= Aim of the task =
Copy all lines in the data that contain the string "this".

= Records supplied =
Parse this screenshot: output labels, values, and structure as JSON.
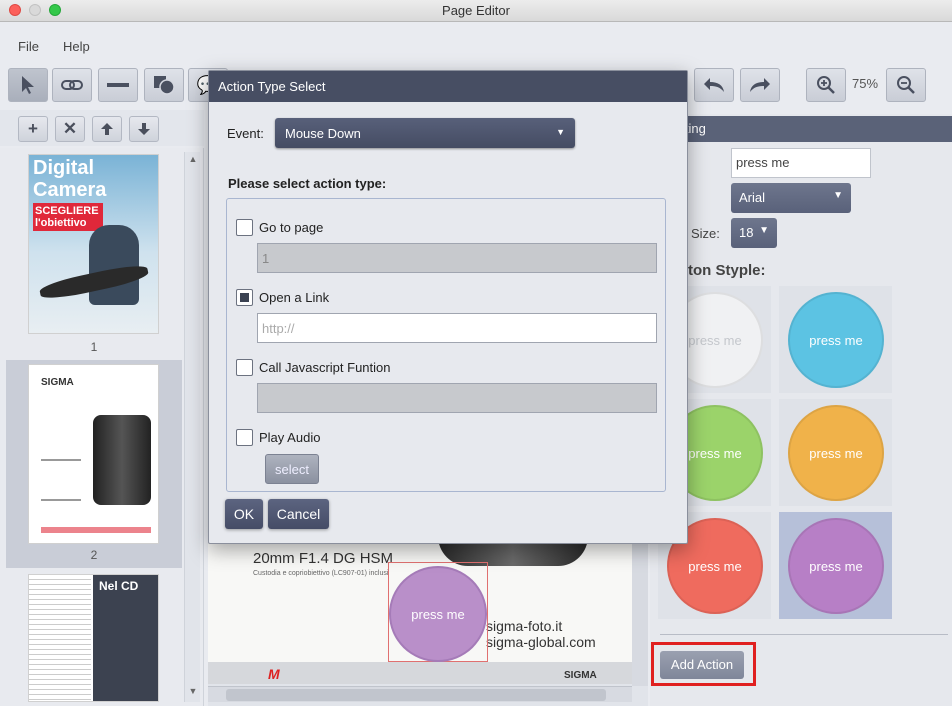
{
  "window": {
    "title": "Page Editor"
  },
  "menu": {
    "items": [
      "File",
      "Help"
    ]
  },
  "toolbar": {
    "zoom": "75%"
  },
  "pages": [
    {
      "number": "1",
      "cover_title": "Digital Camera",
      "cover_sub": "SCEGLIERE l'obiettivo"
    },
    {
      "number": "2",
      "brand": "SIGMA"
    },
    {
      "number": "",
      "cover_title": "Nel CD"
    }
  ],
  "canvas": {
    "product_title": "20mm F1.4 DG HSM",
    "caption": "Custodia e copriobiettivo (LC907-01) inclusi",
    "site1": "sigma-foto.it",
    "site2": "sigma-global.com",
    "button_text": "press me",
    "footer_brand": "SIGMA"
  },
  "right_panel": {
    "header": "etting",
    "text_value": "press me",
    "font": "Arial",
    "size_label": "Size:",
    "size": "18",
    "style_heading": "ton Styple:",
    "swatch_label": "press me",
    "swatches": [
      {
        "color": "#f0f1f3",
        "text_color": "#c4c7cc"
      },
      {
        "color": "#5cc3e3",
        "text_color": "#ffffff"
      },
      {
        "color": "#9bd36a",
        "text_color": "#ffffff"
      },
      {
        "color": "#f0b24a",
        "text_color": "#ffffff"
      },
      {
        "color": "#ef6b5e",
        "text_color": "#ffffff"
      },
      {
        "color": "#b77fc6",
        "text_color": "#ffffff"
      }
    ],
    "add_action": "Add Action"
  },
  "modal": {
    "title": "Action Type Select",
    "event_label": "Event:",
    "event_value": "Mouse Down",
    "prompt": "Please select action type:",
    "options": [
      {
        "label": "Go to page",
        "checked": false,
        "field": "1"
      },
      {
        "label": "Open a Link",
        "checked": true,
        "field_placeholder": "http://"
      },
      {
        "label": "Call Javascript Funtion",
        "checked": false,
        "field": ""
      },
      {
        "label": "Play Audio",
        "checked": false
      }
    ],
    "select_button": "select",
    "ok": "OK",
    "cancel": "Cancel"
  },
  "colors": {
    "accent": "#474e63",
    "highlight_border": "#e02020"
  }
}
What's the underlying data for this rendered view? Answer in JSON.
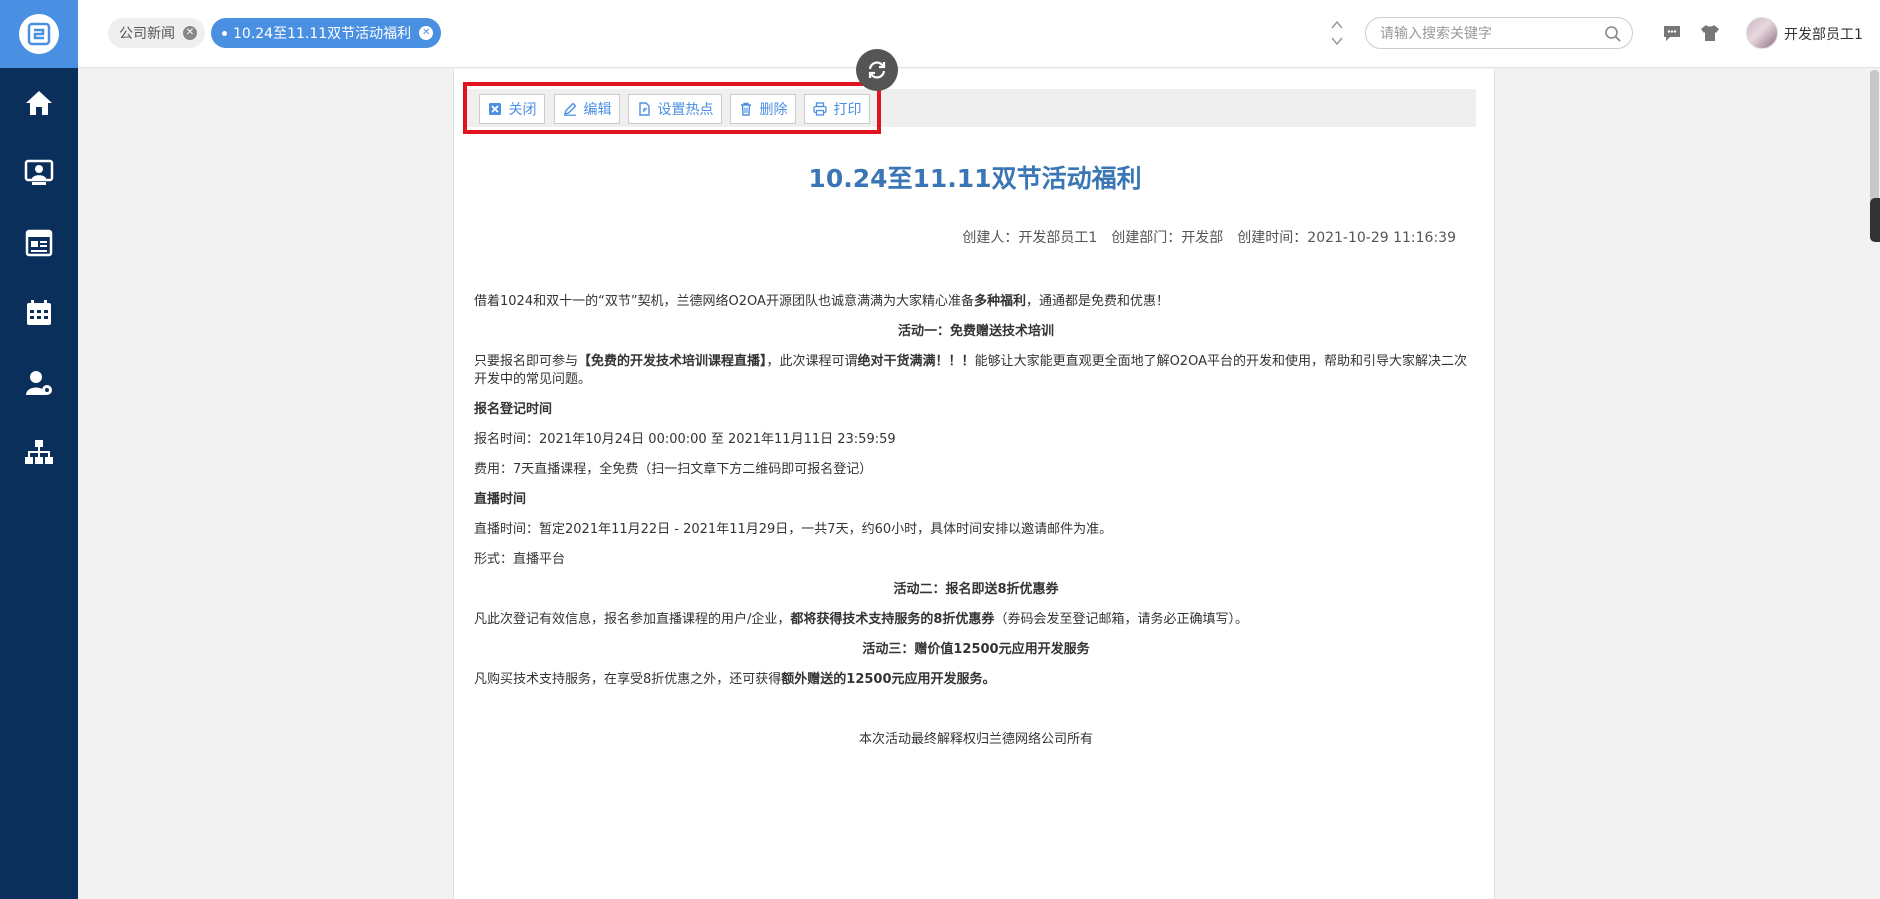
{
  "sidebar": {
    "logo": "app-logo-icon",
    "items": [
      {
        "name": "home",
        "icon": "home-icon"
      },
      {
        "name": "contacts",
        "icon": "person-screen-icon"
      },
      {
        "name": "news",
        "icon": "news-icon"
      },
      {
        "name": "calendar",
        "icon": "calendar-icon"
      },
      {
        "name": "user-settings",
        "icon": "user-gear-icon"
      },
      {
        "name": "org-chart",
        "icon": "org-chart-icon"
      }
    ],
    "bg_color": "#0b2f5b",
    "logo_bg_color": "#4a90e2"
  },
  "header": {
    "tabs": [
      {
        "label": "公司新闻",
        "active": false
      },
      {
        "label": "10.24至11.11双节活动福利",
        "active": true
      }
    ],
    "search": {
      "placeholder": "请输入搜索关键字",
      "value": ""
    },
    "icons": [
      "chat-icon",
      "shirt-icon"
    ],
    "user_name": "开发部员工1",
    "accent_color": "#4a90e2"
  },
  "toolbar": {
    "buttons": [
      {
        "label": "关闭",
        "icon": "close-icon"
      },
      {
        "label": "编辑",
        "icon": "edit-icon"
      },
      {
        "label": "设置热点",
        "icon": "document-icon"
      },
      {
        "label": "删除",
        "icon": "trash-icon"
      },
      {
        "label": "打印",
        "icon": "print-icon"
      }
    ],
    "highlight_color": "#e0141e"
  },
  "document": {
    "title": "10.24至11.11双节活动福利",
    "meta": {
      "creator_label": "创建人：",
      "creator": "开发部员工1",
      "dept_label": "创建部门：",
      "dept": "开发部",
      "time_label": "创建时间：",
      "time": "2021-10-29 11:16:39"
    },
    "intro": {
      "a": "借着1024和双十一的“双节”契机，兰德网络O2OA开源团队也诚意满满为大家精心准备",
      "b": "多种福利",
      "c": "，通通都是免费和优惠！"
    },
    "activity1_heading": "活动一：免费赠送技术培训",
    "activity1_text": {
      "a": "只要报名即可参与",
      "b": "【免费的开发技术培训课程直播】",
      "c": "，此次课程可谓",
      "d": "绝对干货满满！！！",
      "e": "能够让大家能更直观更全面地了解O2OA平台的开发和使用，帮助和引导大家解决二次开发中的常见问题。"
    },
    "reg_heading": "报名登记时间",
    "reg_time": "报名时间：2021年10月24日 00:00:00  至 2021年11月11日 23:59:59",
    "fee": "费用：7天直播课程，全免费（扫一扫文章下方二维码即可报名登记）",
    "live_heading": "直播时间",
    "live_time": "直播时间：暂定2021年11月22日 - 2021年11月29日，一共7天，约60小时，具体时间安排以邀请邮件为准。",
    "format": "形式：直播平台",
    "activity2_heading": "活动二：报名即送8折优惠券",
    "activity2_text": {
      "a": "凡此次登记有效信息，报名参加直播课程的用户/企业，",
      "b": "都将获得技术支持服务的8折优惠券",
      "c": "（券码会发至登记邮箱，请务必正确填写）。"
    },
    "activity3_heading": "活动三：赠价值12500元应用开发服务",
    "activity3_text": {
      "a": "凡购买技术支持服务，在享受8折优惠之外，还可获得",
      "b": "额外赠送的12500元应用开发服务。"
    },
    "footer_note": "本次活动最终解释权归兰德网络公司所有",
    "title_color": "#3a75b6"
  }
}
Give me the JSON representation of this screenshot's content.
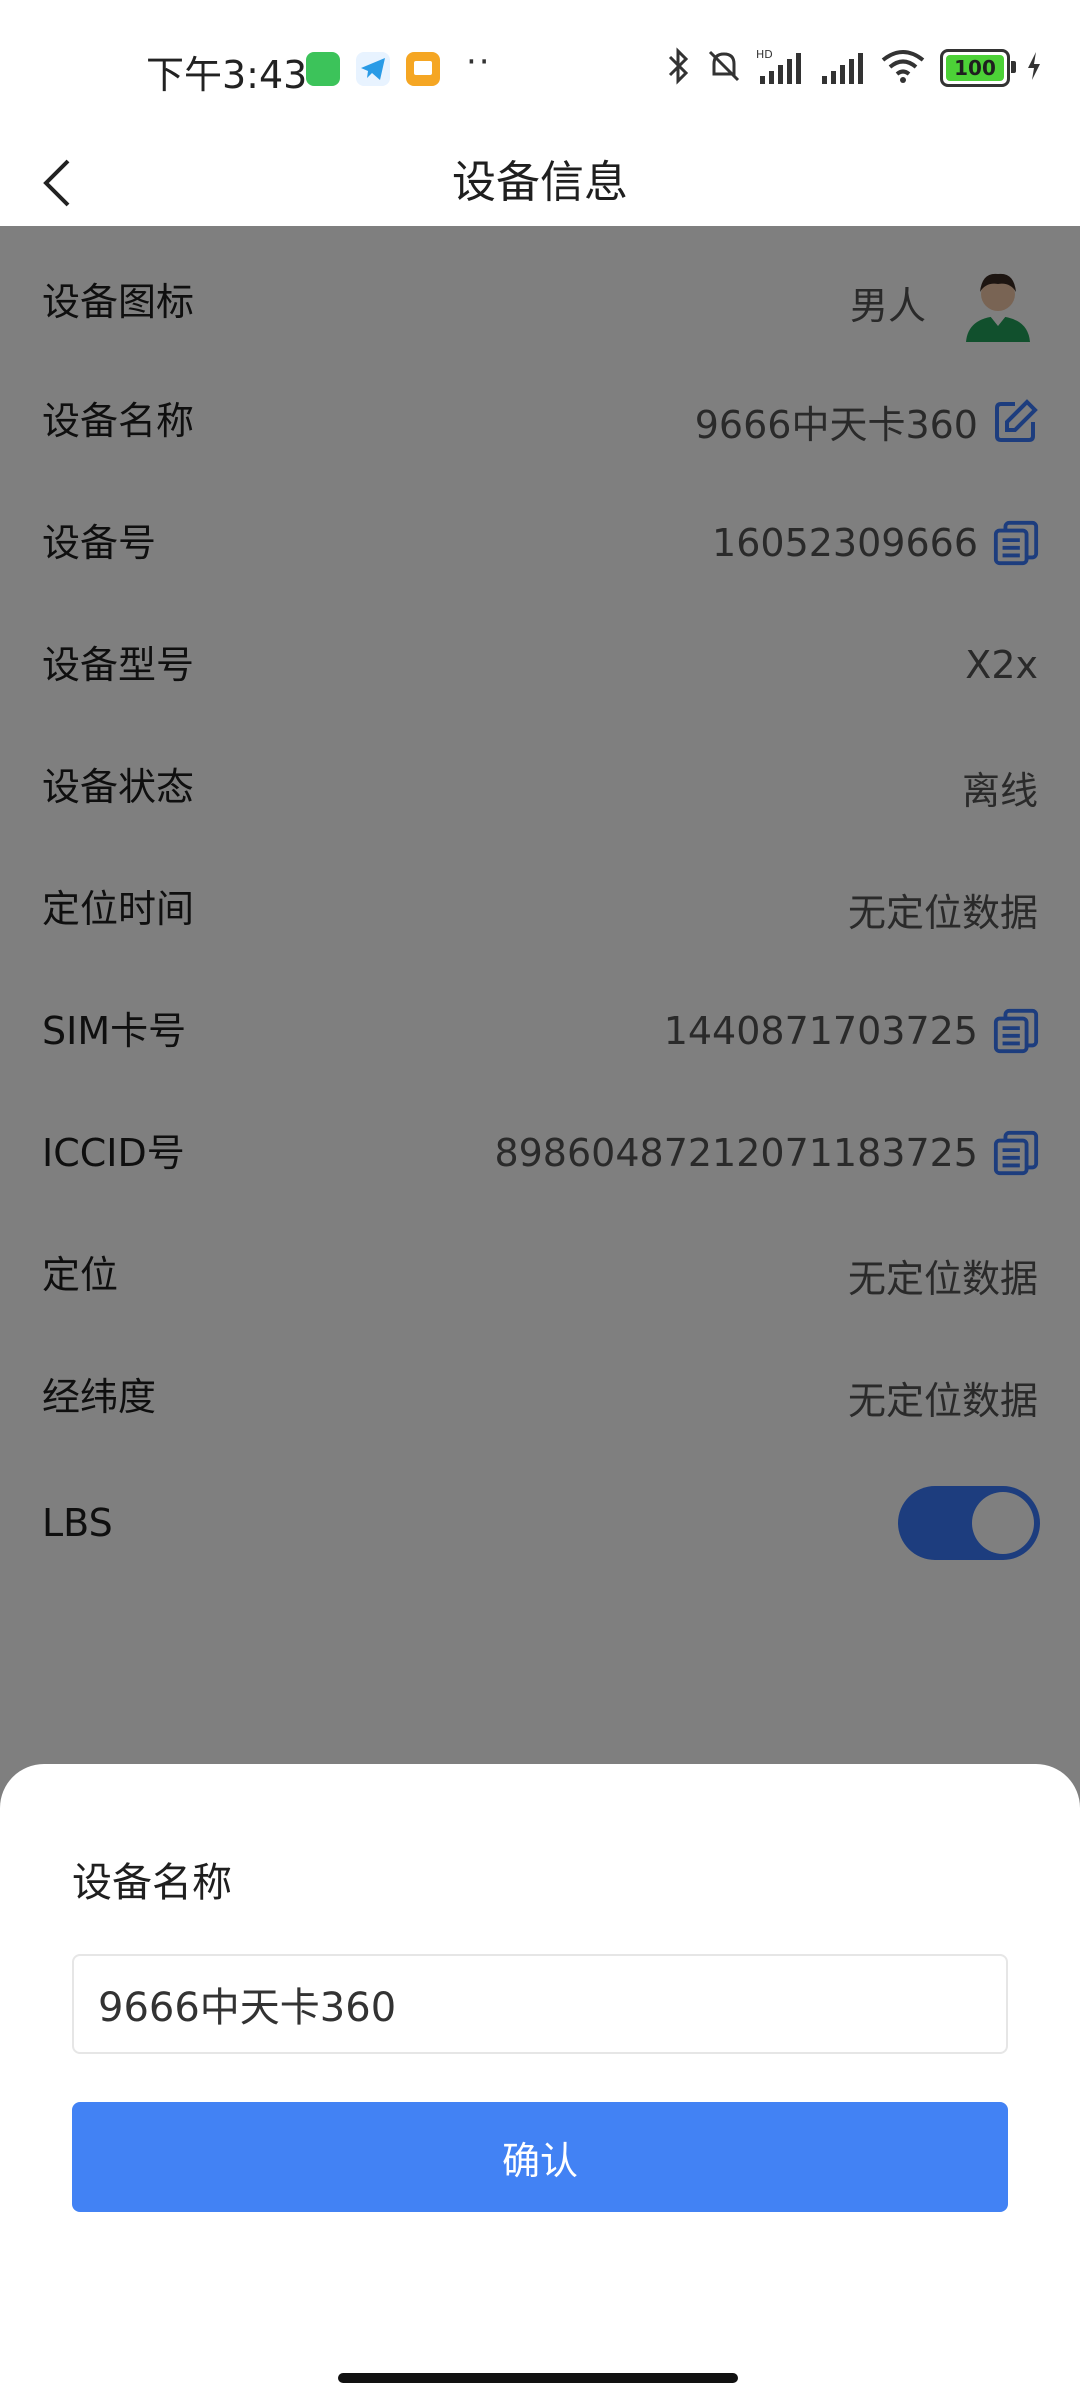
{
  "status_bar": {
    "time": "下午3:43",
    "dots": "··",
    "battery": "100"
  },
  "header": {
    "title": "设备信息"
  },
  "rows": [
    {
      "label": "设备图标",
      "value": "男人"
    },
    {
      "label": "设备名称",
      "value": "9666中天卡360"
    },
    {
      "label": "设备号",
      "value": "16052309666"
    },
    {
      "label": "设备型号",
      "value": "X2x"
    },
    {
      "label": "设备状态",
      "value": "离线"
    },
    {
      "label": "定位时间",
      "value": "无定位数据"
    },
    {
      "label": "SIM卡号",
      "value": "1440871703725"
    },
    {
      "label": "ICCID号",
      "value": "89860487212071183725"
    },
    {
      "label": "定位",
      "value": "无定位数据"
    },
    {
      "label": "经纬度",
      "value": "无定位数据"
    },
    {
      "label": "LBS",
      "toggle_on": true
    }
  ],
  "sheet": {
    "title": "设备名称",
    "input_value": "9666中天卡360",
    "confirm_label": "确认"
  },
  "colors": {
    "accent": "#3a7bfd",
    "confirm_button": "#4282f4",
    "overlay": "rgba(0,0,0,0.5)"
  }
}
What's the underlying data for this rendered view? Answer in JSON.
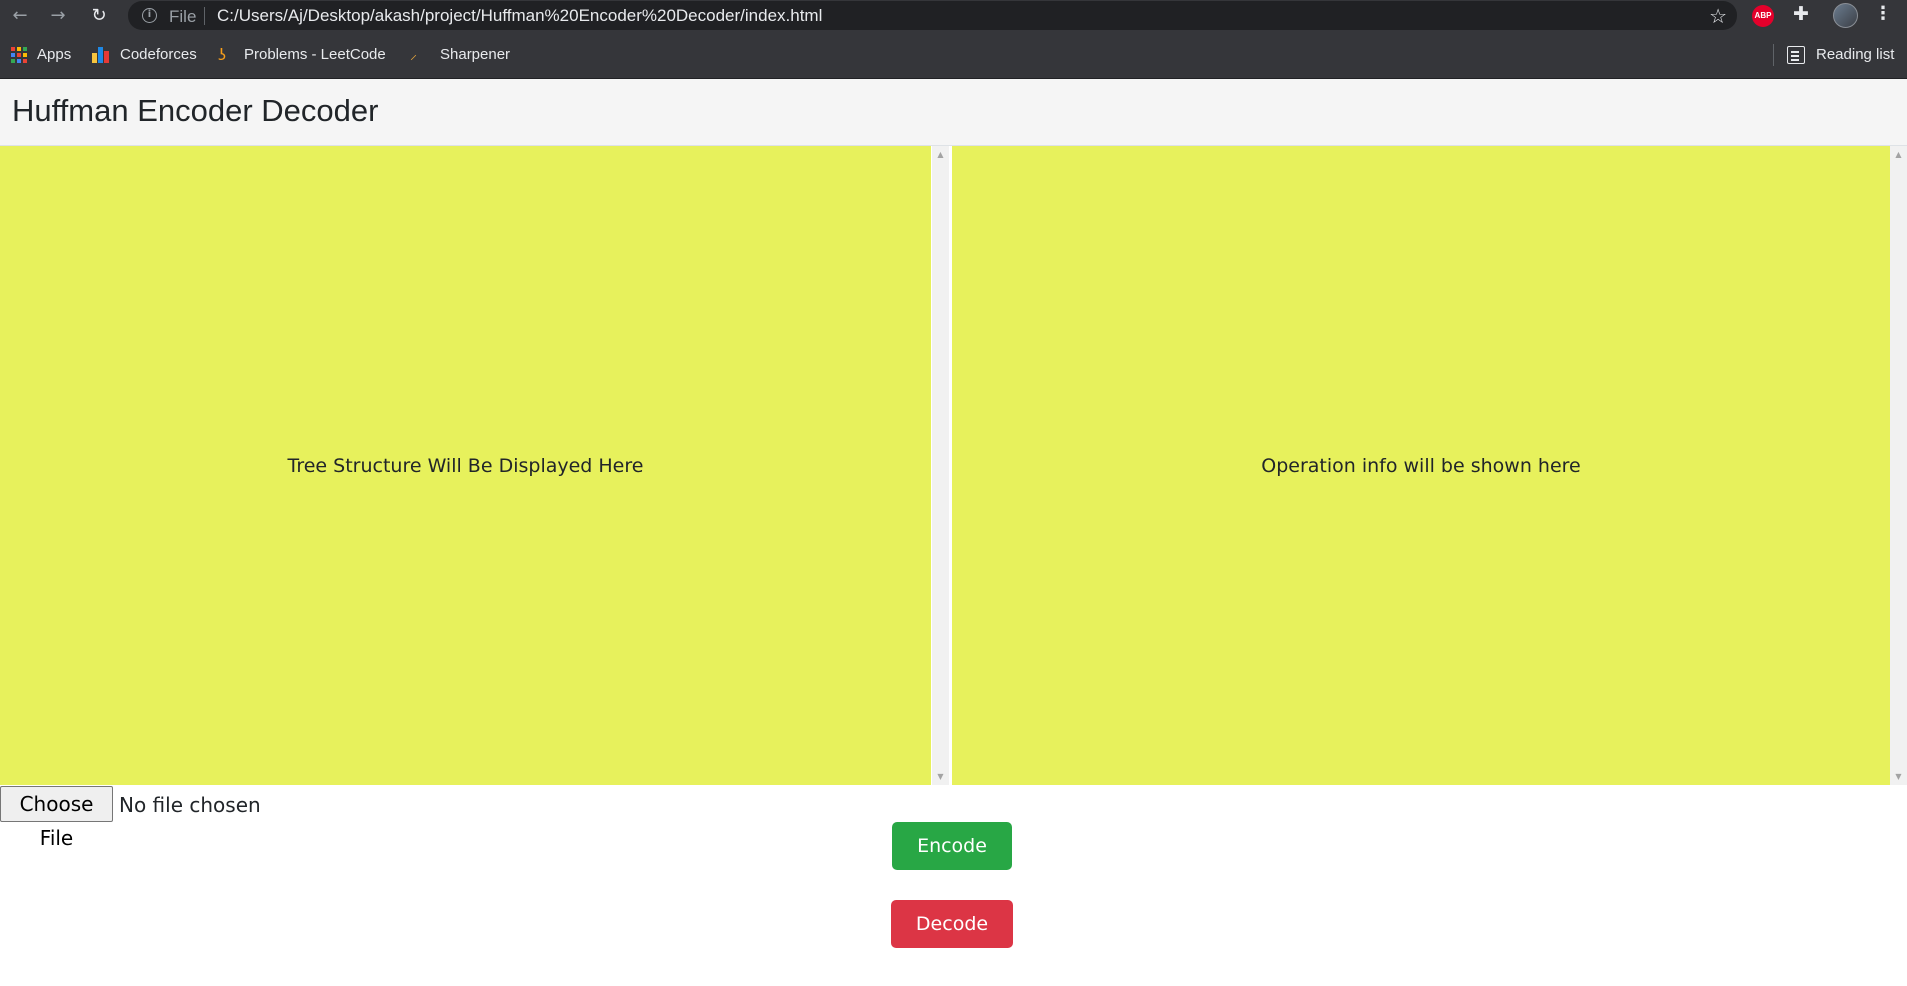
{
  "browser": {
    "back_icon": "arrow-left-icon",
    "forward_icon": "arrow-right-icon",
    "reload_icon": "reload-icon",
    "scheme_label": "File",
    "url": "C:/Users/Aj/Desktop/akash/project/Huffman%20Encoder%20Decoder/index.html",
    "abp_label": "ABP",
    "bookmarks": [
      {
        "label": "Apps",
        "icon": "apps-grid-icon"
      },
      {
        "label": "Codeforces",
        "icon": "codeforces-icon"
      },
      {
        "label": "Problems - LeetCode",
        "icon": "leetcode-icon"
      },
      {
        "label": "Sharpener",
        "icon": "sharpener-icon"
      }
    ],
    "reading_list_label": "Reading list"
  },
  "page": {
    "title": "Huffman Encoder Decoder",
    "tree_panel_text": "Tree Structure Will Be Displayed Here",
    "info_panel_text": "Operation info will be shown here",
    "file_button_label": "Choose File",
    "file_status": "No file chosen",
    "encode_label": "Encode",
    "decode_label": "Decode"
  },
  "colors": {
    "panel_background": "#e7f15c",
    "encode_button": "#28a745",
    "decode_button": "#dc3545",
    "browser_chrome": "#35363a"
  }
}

= Response to the exercise =
Parse this screenshot: output labels, values, and structure as JSON.
What's the underlying data for this rendered view? Answer in JSON.
Give me the JSON representation of this screenshot's content.
What's the underlying data for this rendered view? Answer in JSON.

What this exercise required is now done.